-- Task to complete --
Pick out the lines below that include the string "Town".

-- Dataset content --
--------------------

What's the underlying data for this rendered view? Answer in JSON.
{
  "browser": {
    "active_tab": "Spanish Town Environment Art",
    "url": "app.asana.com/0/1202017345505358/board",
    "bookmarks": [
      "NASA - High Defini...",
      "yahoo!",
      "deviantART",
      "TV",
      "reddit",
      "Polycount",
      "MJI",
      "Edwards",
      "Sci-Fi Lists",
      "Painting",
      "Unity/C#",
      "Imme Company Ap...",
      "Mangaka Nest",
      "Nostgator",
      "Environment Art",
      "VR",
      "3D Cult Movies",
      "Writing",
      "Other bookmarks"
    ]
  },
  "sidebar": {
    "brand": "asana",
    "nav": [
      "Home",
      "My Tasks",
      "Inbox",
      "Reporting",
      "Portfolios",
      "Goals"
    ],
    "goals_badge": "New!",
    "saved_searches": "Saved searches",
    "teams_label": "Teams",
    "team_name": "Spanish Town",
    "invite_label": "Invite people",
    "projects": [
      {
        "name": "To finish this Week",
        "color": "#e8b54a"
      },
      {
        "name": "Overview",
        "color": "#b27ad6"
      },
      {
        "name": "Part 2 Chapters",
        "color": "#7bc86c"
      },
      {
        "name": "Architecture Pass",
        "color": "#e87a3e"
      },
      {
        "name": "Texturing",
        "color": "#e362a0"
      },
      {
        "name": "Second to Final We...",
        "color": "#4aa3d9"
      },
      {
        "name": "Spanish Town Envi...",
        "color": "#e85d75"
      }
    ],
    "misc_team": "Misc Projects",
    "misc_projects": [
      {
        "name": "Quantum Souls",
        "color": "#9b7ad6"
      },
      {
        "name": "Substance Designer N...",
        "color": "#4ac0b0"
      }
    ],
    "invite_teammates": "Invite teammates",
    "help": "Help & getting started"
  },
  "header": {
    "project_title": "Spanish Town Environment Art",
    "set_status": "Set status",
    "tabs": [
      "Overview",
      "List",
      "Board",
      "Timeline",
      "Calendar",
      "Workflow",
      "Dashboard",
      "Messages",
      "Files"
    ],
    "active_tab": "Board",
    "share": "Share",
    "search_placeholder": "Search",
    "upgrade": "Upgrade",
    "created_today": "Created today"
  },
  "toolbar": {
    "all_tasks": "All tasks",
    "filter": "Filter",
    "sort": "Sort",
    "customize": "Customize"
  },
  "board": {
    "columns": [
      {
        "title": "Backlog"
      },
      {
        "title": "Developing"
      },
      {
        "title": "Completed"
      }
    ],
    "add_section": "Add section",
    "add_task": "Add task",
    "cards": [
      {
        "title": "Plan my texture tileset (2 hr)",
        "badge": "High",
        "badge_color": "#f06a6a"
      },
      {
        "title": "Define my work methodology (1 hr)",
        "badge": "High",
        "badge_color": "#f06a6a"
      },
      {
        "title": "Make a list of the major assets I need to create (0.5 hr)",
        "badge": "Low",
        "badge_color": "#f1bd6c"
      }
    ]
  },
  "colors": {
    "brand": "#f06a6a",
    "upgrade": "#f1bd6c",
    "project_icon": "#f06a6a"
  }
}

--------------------

-- Finished exercise --
    "active_tab": "Spanish Town Environment Art",
    "team_name": "Spanish Town",
        "name": "Spanish Town Envi...",
    "project_title": "Spanish Town Environment Art",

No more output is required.